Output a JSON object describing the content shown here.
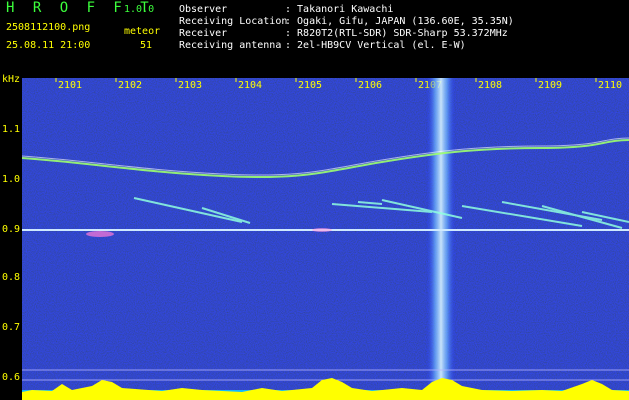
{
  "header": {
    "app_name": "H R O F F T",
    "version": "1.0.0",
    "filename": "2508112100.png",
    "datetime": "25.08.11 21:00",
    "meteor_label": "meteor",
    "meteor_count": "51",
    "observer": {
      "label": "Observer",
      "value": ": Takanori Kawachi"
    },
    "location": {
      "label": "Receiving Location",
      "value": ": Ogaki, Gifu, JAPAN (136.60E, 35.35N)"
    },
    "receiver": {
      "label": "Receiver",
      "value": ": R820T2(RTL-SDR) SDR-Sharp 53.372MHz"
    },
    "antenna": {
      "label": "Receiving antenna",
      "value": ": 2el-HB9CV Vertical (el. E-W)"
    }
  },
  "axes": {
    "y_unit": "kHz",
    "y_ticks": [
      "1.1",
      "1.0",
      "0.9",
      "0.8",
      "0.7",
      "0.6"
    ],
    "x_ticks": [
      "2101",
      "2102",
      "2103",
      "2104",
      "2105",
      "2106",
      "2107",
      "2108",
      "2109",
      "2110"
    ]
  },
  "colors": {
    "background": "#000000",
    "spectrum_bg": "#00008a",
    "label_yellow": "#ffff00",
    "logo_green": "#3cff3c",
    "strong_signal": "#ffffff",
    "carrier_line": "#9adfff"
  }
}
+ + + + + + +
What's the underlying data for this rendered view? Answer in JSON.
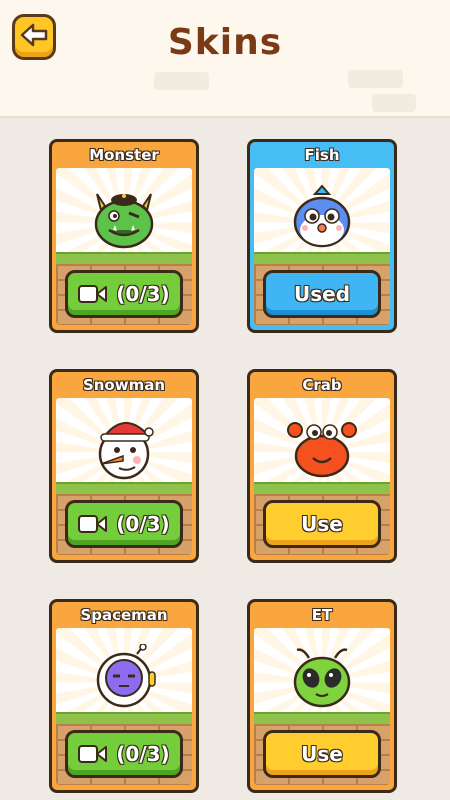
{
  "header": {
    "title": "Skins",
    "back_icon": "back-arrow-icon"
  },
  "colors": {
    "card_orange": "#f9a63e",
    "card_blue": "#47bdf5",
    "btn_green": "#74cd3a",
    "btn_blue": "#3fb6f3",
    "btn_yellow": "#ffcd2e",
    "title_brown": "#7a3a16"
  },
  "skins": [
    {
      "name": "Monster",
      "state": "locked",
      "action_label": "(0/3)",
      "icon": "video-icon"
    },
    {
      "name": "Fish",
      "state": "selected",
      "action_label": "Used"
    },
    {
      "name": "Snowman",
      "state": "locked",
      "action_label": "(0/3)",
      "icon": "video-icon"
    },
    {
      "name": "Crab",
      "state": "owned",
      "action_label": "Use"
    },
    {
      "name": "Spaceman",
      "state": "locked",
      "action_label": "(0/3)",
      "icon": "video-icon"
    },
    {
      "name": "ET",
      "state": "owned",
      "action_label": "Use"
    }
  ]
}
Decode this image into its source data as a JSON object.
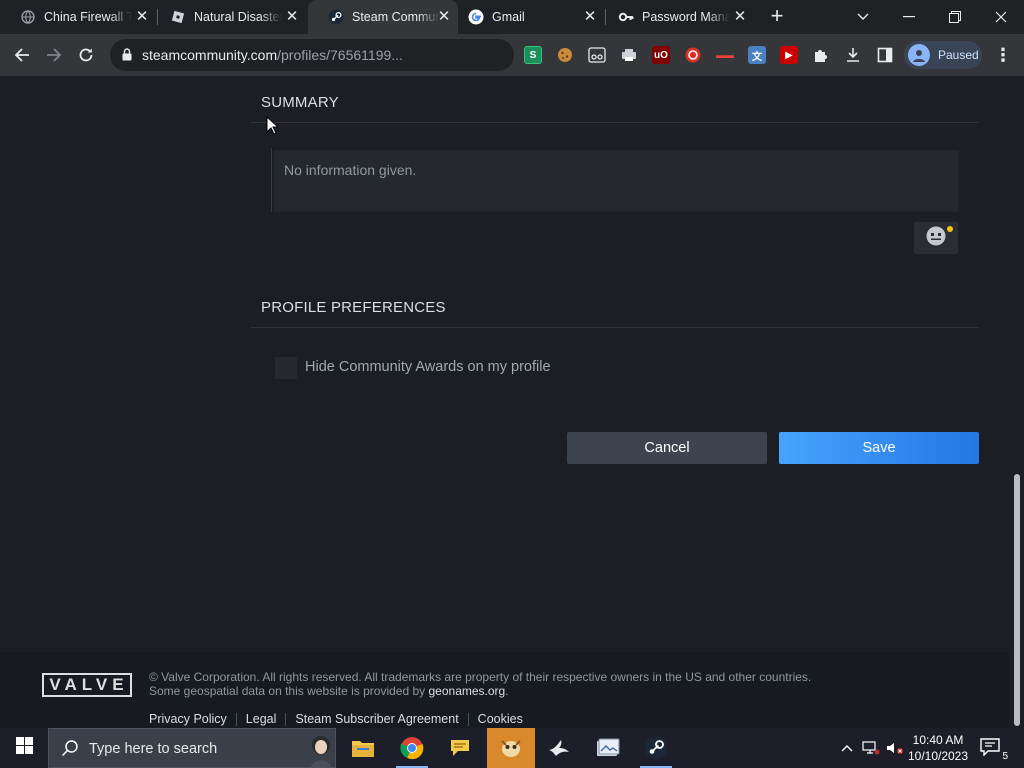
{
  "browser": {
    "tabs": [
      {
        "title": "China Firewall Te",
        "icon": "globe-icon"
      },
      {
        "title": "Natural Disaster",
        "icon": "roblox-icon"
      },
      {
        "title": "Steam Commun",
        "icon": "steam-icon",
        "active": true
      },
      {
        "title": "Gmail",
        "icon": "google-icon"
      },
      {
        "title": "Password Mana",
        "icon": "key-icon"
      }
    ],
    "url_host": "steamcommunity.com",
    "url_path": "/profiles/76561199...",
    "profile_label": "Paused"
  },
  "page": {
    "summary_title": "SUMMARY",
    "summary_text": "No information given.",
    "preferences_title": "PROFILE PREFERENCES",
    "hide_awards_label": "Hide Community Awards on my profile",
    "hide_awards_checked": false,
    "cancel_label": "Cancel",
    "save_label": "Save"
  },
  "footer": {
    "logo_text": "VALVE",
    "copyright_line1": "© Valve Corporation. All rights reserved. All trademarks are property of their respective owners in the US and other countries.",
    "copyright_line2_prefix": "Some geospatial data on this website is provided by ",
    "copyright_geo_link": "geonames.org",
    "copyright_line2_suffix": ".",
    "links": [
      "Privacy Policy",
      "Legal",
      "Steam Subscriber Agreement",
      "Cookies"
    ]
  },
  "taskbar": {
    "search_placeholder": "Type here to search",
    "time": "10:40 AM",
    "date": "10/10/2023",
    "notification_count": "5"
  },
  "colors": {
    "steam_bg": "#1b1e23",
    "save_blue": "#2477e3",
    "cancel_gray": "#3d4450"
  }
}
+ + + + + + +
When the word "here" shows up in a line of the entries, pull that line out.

Output below:
Output a JSON object describing the content shown here.
    "search_placeholder": "Type here to search",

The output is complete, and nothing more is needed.